If I told you that there was a documentary about a Jim Henson Studios muppeteer who has been responsible, for the last many years, for breathing life into one of your childrens’ favorite characters, and I also told you it was quite excellent, you would likely expect one of two things. You would either expect it to show the kind of man the parent in you hopes he is — a charming, humble lovely man who just wants to make kids happy — or to show the kind of man the cynic in you expects he is — a drunk vulgarian who loves strippers and hates children in a way that would put Shel Silverstein to shame.
Being Elmo introduces us to Kevin Clash, the man responsible for Elmo. Growing up as a kid outside of Baltimore, Clash fell in love with puppets on “Captain Kangaroo” and “Sesame Street” and, at an early age, started making his own muppets. His very first one was made out of the black, furry inside lining of his father’s coat. And one of the many wonderful things about the film is that his father wasn’t mad — both his parent were insanely supportive of him, eventually letting him take over their bedroom with shelves and shelves of muppet-like puppets (even as a kid, Clash could sew an impressive muppet).
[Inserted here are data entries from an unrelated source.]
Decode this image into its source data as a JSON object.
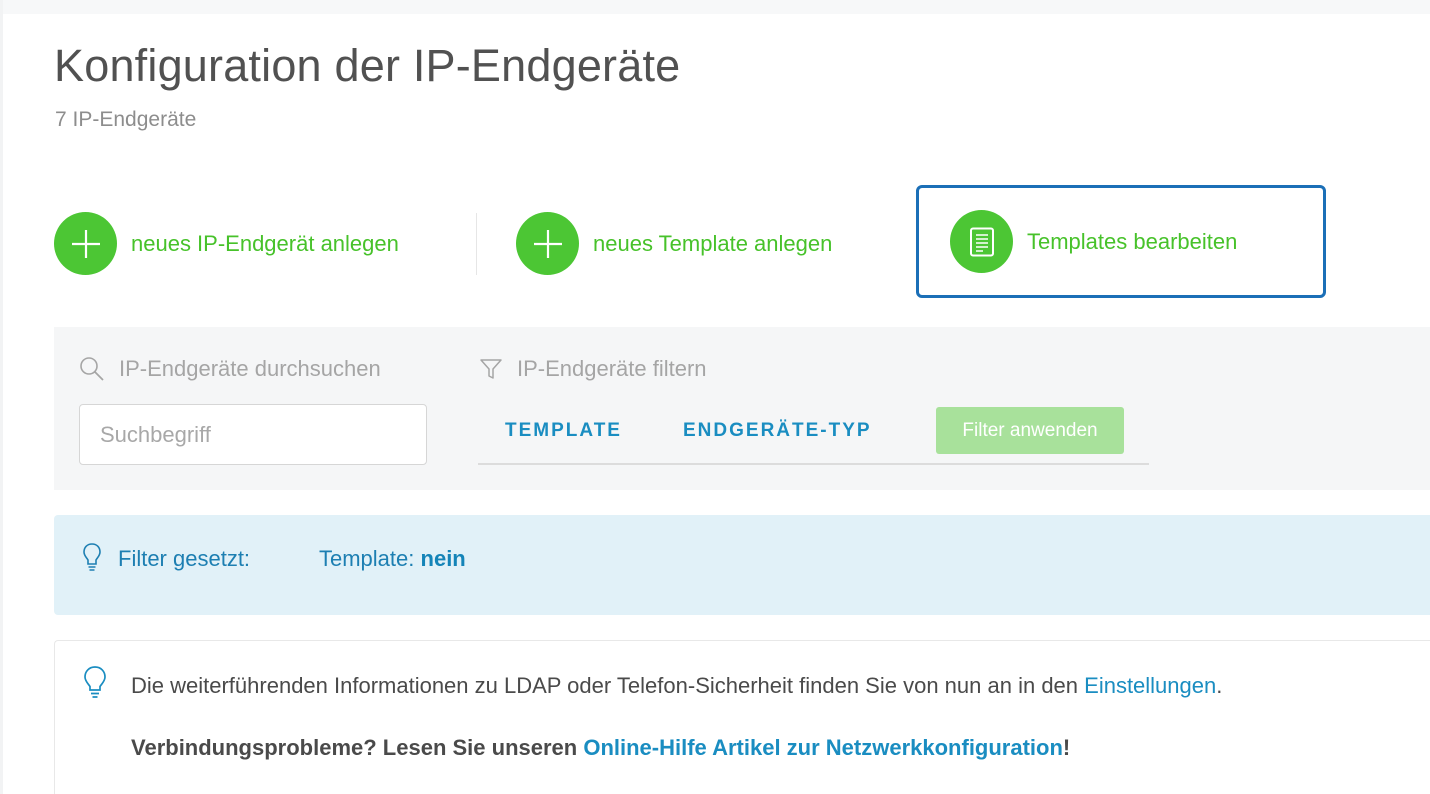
{
  "page": {
    "title": "Konfiguration der IP-Endgeräte",
    "subtitle": "7 IP-Endgeräte"
  },
  "actions": {
    "new_device": {
      "label": "neues IP-Endgerät anlegen",
      "icon": "plus-icon"
    },
    "new_template": {
      "label": "neues Template anlegen",
      "icon": "plus-icon"
    },
    "edit_templates": {
      "label": "Templates bearbeiten",
      "icon": "document-icon"
    }
  },
  "search": {
    "label": "IP-Endgeräte durchsuchen",
    "placeholder": "Suchbegriff",
    "value": "",
    "icon": "search-icon"
  },
  "filter": {
    "label": "IP-Endgeräte filtern",
    "icon": "funnel-icon",
    "tabs": [
      "TEMPLATE",
      "ENDGERÄTE-TYP"
    ],
    "apply_label": "Filter anwenden"
  },
  "active_filter": {
    "label": "Filter gesetzt:",
    "key": "Template:",
    "value": "nein",
    "icon": "lightbulb-icon"
  },
  "info": {
    "icon": "lightbulb-icon",
    "line1_text": "Die weiterführenden Informationen zu LDAP oder Telefon-Sicherheit finden Sie von nun an in den ",
    "line1_link": "Einstellungen",
    "line1_end": ".",
    "line2_text": "Verbindungsprobleme? Lesen Sie unseren ",
    "line2_link": "Online-Hilfe Artikel zur Netzwerkkonfiguration",
    "line2_end": "!"
  },
  "colors": {
    "accent_green": "#4cc634",
    "link_blue": "#1a8dc1",
    "focus_border": "#1b6fb7",
    "banner_bg": "#e1f1f8"
  }
}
Clash puts on puppet shows for the kids at his mother’s day care, then gets on a local TV show, and then winds up in landing a gig in New York City, on his beloved “Captain Kangaroo.” No surprise, Clash eventually winds up at “Sesame Street” where another muppeteer eventually gives him a red felt creation that he’s been having no luck with and Clash creates the Elmo that your children know and love.
I’ve left out a lot of the details and steps along the way, of course, and they certainly don’t matter for the purposes of this review. There are really just a few things you need to know. First is that Clash is insanely good at what he does. Elmo is his most famous muppet, though he’s also responsible for one of my random childhood favorites (Felinghetti Donizetti) and one of my modern favorites (the dreadlocked Clifford who hosted “Muppets Tonight”). Since being at “Sesame Street,” he’s risen way up the ranks, and is currently the Senior Puppet Coordinator, Muppet Captain and the Senior Creative Consultant for Sesame Workshop, where the critters are made. In fact, the film shows us that when France’s version of “Sesame Street” is getting up and running, Clash is the one who goes to teach them how to give their muppets life.
Second, Clash is a very likable. He’s kind of shy, but opens up well to the camera. He’s humble, warm and likable. In fact, he’s so likable that I was really disappointed, late in the film, to find out that he’s divorced, because he seems like he should be perfect (the film doesn’t say, but it’s suggested that his commitment to his job and Elmo is what caused the end of his marriage).
Third, Being Elmo is just a feel-good film. You may not love Elmo, himself, but who doesn’t love muppets? It’s not an earth shattering documentary that causes you to think or furthers some debate but, like Clash himself, it’s just a warm and lovely little film, with levity and heart. And god damn it, sometimes it’s nice to see a documentary that just lets you walk out of the theater with a smile.
Plus, it gives me the excuse to embed this great clip yet again (which did make a brief appearance in the film):
BEING ELMO: A Puppeteer’s Journey premiered at the 2011 Sundance Film Festival as part of the Documentary Competition.